The following is a list of the fossils that were collected by Mr. Bartrum and myself. In identifying the species I have had the invaluable aid of Mr. R. Murdoch.

  • Anomia huttoni (Sut.)

  • Astraea heliotropium (Mart.)

  • *Atrina sp.

  • *Calliostoma sp.

  • Calyptraea sp.

  • *Conus sp.

  • *Corbula canaliculata (Hutt.)

  • Corbula macilenta (Hutt.)

  • *Cucullaea worthingtoni (Hutt.)

  • *Cylichnella enysi (Hutt.)

  • *Dentalium mantelli (Zittel)

  • Dentalium nanum (Hutt.)

  • *Dentalium solidum (Hutt.)

  • *Diplodonta ampla (Hutt.)

  • *Divaricella sp.

  • Dosinia greyi (Zittel)

  • Dosinia lambata (Gould)

  • *Drillia aff. novae-zelandiae (Reeve)

  • *Galeodea senex (Hutt.)

  • *Galeodea sulcata (Hutt.)

  • Glycymeris laticostata (Q. & Q.) (thick form)

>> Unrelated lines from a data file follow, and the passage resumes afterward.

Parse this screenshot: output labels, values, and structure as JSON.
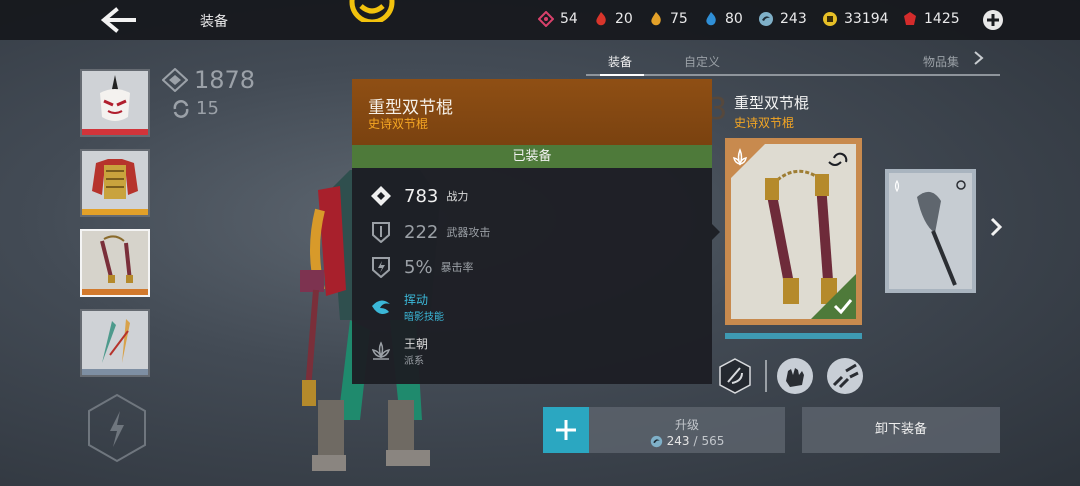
{
  "header": {
    "title": "装备",
    "currencies": [
      {
        "icon": "pink-gem-icon",
        "value": "54",
        "color": "#d9416b"
      },
      {
        "icon": "red-flame-icon",
        "value": "20",
        "color": "#d8352b"
      },
      {
        "icon": "gold-flame-icon",
        "value": "75",
        "color": "#e3a129"
      },
      {
        "icon": "blue-flame-icon",
        "value": "80",
        "color": "#2f8fd6"
      },
      {
        "icon": "shadow-swirl-icon",
        "value": "243",
        "color": "#7fb0c8"
      },
      {
        "icon": "gold-coin-icon",
        "value": "33194",
        "color": "#e7c027"
      },
      {
        "icon": "ruby-icon",
        "value": "1425",
        "color": "#d32b2b"
      }
    ]
  },
  "tabs": {
    "equipment": "装备",
    "custom": "自定义",
    "item_set": "物品集"
  },
  "stats": {
    "power": "1878",
    "level": "15"
  },
  "ghost_power": "783",
  "slots": [
    {
      "name": "helmet",
      "bar_color": "#d2343a"
    },
    {
      "name": "armor",
      "bar_color": "#e3a129"
    },
    {
      "name": "weapon",
      "bar_color": "#d2792c"
    },
    {
      "name": "ranged",
      "bar_color": "#7e8fa3"
    }
  ],
  "panel": {
    "name": "重型双节棍",
    "rarity": "史诗双节棍",
    "equipped": "已装备",
    "power_value": "783",
    "power_label": "战力",
    "attack_value": "222",
    "attack_label": "武器攻击",
    "crit_value": "5%",
    "crit_label": "暴击率",
    "skill_name": "挥动",
    "skill_type": "暗影技能",
    "faction_name": "王朝",
    "faction_type": "派系"
  },
  "item": {
    "name": "重型双节棍",
    "rarity": "史诗双节棍"
  },
  "actions": {
    "upgrade_label": "升级",
    "upgrade_current": "243",
    "upgrade_max": "565",
    "unequip_label": "卸下装备"
  },
  "colors": {
    "epic": "#f5a623",
    "equipped_green": "#4e7a3a",
    "accent_cyan": "#2ba7c1",
    "panel_head": "#8f4f14"
  }
}
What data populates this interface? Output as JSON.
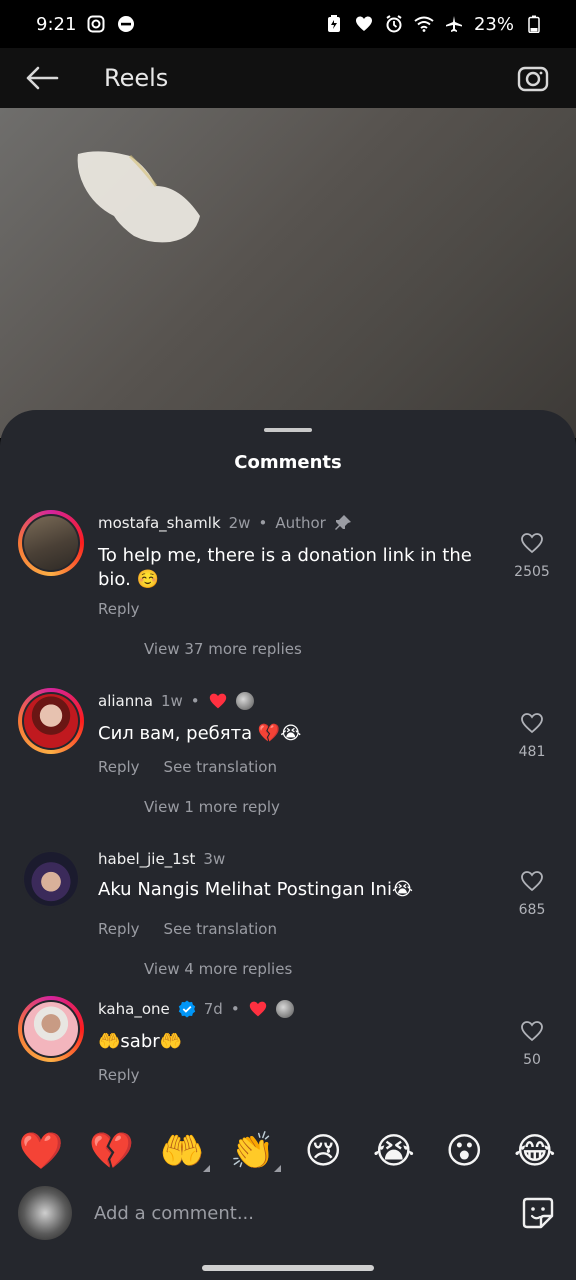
{
  "status_bar": {
    "time": "9:21",
    "battery": "23%",
    "icons": [
      "instagram-icon",
      "dnd-icon",
      "battery-saver-icon",
      "heart-icon",
      "alarm-icon",
      "wifi-icon",
      "airplane-icon",
      "battery-icon"
    ]
  },
  "header": {
    "title": "Reels"
  },
  "sheet": {
    "title": "Comments"
  },
  "comments": [
    {
      "username": "mostafa_shamlk",
      "time": "2w",
      "author_label": "Author",
      "text": "To help me, there is a donation link in the bio. ☺️",
      "reply_label": "Reply",
      "likes": "2505",
      "view_replies": "View 37 more replies"
    },
    {
      "username": "alianna",
      "time": "1w",
      "text": "Сил вам, ребята 💔😭",
      "reply_label": "Reply",
      "translate_label": "See translation",
      "likes": "481",
      "view_replies": "View 1 more reply"
    },
    {
      "username": "habel_jie_1st",
      "time": "3w",
      "text": "Aku Nangis Melihat Postingan Ini😭",
      "reply_label": "Reply",
      "translate_label": "See translation",
      "likes": "685",
      "view_replies": "View 4 more replies"
    },
    {
      "username": "kaha_one",
      "time": "7d",
      "text": "🤲sabr🤲",
      "reply_label": "Reply",
      "likes": "50"
    }
  ],
  "emoji_bar": [
    "❤️",
    "💔",
    "🤲",
    "👏",
    "😢",
    "😭",
    "😮",
    "😂"
  ],
  "composer": {
    "placeholder": "Add a comment..."
  },
  "colors": {
    "sheet_bg": "#25272d",
    "heart_red": "#ff3040",
    "verified_blue": "#0095f6"
  }
}
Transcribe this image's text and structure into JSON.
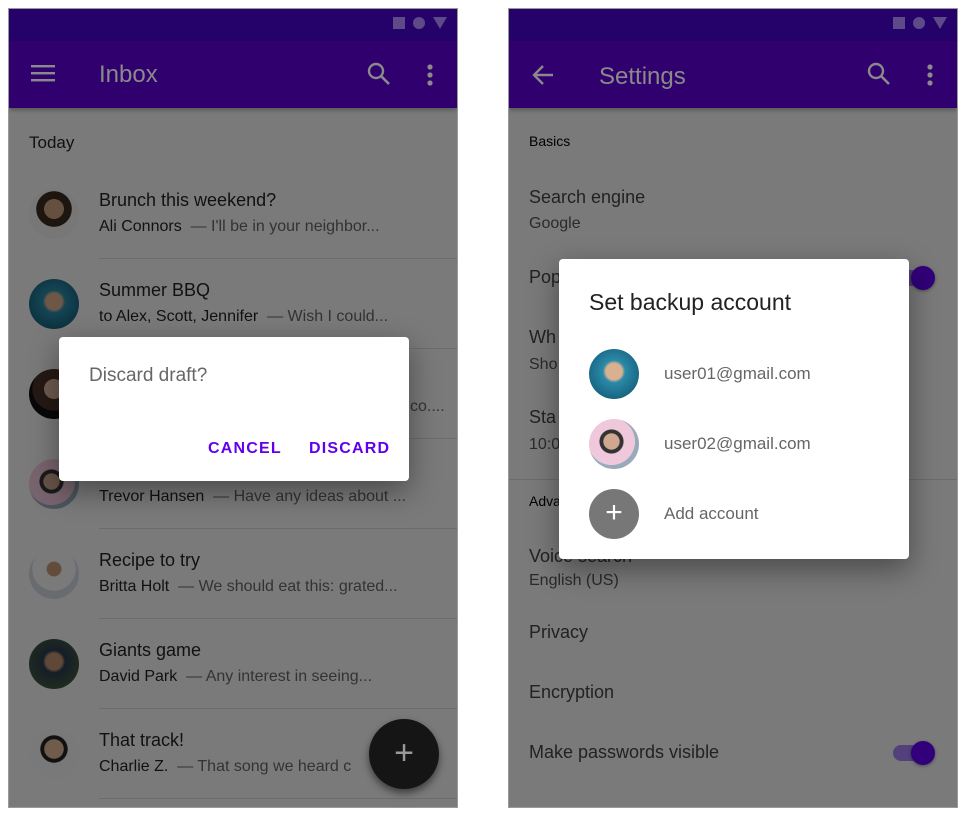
{
  "inbox": {
    "title": "Inbox",
    "section": "Today",
    "messages": [
      {
        "title": "Brunch this weekend?",
        "sender": "Ali Connors",
        "snippet": "— I'll be in your neighbor..."
      },
      {
        "title": "Summer BBQ",
        "sender": "to Alex, Scott, Jennifer",
        "snippet": "— Wish I could..."
      },
      {
        "title": "",
        "sender": "",
        "snippet": "co...."
      },
      {
        "title": "",
        "sender": "Trevor Hansen",
        "snippet": "— Have any ideas about ..."
      },
      {
        "title": "Recipe to try",
        "sender": "Britta Holt",
        "snippet": "— We should eat this: grated..."
      },
      {
        "title": "Giants game",
        "sender": "David Park",
        "snippet": "— Any interest in seeing..."
      },
      {
        "title": "That track!",
        "sender": "Charlie Z.",
        "snippet": "— That song we heard c"
      }
    ],
    "fab_label": "+",
    "dialog": {
      "message": "Discard draft?",
      "cancel": "CANCEL",
      "confirm": "DISCARD"
    }
  },
  "settings": {
    "title": "Settings",
    "basics": "Basics",
    "search_engine": {
      "label": "Search engine",
      "value": "Google"
    },
    "partial": {
      "pop": "Pop",
      "wh": "Wh",
      "sho": "Sho",
      "sta": "Sta",
      "time": "10:0",
      "adva": "Adva",
      "voice": "Voice search"
    },
    "voice_value": "English (US)",
    "privacy": "Privacy",
    "encryption": "Encryption",
    "passwords_visible": "Make passwords visible",
    "toggles": {
      "pop": true,
      "passwords_visible": true
    },
    "dialog": {
      "title": "Set backup account",
      "accounts": [
        "user01@gmail.com",
        "user02@gmail.com"
      ],
      "add": "Add account"
    }
  },
  "colors": {
    "primary": "#6200ee",
    "status": "#4a00b0"
  }
}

  • *Macrocallista assimilis (Hutt.)

  • Macrocallista multistriata (Sow.)

  • Mactra ordinaria (Smith)

  • Mactra scalpellum (Reeve)

  • Malletia australis (Q. & G.)

  • Myodora subrostrata (E. A. Smith)

  • Natica australis (Hutt.)

  • *Natica callosa (Hutt.)

  • *Natica ovata (Hutt.)

  • Nucula nitidula (A. Ad.)

  • Nuculana fastidiosa (A. Ad.)

  • *Olivella neozelanica (Hutt.)

  • Ostrea angasi (Sow.)

  • Ostrea corrugata (Hutt.)

  • *Panope worthingtoni (Hutt.)

  • Pecten convexus (Q. & G.)

  • *Pecten sectus (Hutt.)

  • Pecten zelandiae (Gray)

  • Protocardia pulchella (Gray)

  • *Sinum carinatum (Hutt.)

  • *Siphonalia conoidea (Zittel)

  • *Siphonalia costata (Hutt.)

  • *Siphonalia excelsa (Sut.)

  • *Siphonalia nodosa actuicostata (Sut.)

  • *Struhiolaria cincta (Hutt.)

  • Tellina eugonia (Sut.)

  • Tellina liliana (Iredale)

  • Turritella symmetrica (Hutt.)

  • Venericardia corbis (Phil.)

  • Venericardia purpurata (Desh.)

  • *Voluta corrugata (Hutt.)

Extinct species are distinguished by an asterisk. Several of the species that are unnamed are certainly extinct, but are not in a sufficiently good condition of preservation to allow of a satisfactory description being written.

This list contains fifty-two species, of which twenty-six are extinct—a percentage of 50. If this percentage of extinct species of mollusca is taken as a criterion for the correlation of the strata, the Tawhiti series must be almost exactly midway between the Target Gully series, where there are 35 per cent. of Recent species, and the Waipipi series, in which the percentage is 63. This position of the strata is suggested also by the very nature of the fauna. On the one hand Olivella neozelanica still persists, as well as Diplodonta ampla; while on the other hand a large number of species of Miocene occurrence appear, such as Cucullaea worthingtoni, Siphonalia conoidea, S. costata, Galeodea senex, &c. It is noticeable that there is no species of Limopsis in this collection, and that this genus is absent from those that have been made on the coast-line near Wanganui.